In short my answer is OR is Operations Research, the field of study in which I have earned an advanced degree and the analytics I love to apply every day to solve awesome problems. The full answer is certainly more complex and has a whole lot to do with mathematical optimization.
In the spirit of greater context or at least some background, at some schools of higher learning the study of Operations Research is called Industrial Engineering (IE). OR versus IE might be worth expounding on later but for now we’ll just let it ride.
OR (even if you prefer to call it IE) is high-powered problem solving that expands your mind. You know, redefines your ideal for what it means to contribute to higher levels of performance.
In our field of study we learn so many methods to solve complex problems that sometimes the toughest decision is to ensure we select the best method to fit not only the problem but also the appropriate outcome. Most OR professionals focus on a certain technique or discipline and seek to make a profound difference through applicable research and analysis.
I personally chose and specialize in mathematical optimization.
I want to be very clear on what mathematical optimization means. Far to often today “good feasible” or “better than what you were doing” are deemed optimal. And I’ll tell you that’s great fun at happy hours and cocktail parties but for those of us who are serious about the math it’s actually somewhat offensive and quite embarrassing.
The term optimal (notice no use of quotes) is mathematically assured or specifically defined in mathematical terms. For example, in those cases where an integer solution within less than some predetermined acceptable range of the continuous variable optimal is not achieved, we are still able to explain the limiting factors of the recorded best integer solution.
In the end, the objective is to determine the potential best performance of the business enterprise and then execute the plan to achieve this identified potential.
In recent conferences I’ve heard a great deal of talk from very respected and experienced members of the OR / IE community on the limited value of traditional supply chain optimization. I want to be very clear here that I agree with the supposition that traditional strategic supply chain network optimization has reached its theoretical limit.
Only those who continually innovate in the field and effectively apply the advanced capabilities of optimization to applications such as planning will define the full potential of the mathematics we know and love.
Optimal is not a word for us, it is a mathematical fact. We have a passion for proving this fact in a planning environment. For so many years identifying strategic value using supply chain network optimization has been academically and professionally satisfying…and it still is. But dude, I have to tell you, taking it to the next level or the next three levels is so much better, so much more satisfying.
Optimal as applied to planning goes far beyond strategic because tactical and execution optimization become reality.

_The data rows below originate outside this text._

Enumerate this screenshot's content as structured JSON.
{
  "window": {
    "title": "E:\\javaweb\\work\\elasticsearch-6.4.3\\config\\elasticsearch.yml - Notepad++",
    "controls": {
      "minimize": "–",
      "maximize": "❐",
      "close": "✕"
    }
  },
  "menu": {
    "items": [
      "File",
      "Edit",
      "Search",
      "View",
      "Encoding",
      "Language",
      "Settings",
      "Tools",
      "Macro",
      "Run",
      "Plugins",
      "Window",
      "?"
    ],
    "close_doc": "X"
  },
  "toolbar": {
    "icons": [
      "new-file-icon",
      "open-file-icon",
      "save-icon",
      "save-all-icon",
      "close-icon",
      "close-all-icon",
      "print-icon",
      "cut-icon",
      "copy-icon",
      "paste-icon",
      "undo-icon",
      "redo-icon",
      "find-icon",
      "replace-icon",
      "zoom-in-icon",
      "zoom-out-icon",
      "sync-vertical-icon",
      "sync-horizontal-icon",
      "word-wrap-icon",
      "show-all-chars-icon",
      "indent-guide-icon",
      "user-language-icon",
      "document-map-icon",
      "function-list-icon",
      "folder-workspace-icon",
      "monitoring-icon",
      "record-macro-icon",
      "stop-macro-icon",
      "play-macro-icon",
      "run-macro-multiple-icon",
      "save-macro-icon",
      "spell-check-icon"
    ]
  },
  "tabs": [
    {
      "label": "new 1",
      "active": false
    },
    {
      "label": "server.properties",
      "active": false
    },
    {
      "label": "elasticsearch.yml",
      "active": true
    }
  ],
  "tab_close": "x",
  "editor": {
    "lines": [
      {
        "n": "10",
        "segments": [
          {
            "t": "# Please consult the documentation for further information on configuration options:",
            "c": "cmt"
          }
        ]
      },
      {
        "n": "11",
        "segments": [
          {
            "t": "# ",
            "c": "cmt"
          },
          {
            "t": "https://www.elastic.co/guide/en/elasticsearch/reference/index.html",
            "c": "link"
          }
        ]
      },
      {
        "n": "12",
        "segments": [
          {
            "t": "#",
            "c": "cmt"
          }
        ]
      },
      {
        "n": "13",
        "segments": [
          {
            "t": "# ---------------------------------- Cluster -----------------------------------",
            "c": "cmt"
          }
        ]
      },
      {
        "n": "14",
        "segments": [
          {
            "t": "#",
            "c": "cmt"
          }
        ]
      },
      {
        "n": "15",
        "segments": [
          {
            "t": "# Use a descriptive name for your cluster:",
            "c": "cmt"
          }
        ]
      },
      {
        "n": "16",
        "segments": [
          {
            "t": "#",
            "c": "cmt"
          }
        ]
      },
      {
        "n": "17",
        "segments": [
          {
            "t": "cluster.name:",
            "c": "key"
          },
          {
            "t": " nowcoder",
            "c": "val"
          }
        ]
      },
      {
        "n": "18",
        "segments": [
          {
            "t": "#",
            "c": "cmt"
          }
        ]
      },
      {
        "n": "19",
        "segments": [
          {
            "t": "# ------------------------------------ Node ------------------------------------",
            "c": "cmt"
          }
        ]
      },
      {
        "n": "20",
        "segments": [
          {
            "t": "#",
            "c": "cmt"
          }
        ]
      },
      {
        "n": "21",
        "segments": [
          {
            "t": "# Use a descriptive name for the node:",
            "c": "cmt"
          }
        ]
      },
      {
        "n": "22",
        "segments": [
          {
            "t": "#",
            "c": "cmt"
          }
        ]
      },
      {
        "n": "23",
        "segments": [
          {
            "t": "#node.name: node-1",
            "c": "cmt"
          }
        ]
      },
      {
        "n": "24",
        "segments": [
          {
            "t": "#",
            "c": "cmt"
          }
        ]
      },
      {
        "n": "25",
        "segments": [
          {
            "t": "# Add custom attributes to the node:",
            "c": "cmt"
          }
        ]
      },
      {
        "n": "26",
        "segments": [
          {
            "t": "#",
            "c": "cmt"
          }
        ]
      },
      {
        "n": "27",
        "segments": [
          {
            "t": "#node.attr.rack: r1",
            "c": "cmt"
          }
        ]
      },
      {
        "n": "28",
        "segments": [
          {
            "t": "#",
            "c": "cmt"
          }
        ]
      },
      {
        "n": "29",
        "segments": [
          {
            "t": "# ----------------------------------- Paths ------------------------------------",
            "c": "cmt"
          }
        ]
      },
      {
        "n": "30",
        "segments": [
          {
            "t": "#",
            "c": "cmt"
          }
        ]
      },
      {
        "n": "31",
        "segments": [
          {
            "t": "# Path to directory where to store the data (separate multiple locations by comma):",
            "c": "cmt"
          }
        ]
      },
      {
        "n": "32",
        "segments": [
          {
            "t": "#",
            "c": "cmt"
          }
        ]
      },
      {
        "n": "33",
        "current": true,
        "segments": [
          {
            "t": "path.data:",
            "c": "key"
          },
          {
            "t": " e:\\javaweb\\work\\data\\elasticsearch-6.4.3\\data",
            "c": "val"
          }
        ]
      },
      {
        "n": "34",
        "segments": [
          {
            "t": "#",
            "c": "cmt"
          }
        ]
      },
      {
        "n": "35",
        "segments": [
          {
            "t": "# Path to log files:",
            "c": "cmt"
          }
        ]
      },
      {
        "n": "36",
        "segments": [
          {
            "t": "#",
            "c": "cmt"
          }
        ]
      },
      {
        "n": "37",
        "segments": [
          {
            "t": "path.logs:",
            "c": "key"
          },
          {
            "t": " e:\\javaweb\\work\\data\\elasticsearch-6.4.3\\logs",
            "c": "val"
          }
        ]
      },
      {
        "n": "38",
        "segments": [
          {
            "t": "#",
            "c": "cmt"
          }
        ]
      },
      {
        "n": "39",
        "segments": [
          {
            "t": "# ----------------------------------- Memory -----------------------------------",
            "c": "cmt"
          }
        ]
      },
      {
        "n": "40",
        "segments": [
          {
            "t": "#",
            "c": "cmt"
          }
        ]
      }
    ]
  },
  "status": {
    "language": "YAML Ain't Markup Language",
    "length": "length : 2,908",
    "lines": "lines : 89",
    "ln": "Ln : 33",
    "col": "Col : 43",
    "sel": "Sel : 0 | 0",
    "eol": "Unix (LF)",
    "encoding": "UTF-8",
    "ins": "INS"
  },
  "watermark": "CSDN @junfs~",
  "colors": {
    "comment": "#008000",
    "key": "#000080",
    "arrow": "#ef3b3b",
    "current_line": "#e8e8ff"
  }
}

It’s not easy my friends, but it sure is rewarding and the returns keep coming in.
Last year, my cousin had a daughter, and I became an uncle for the first time. Naturally wanting to be a contender for the best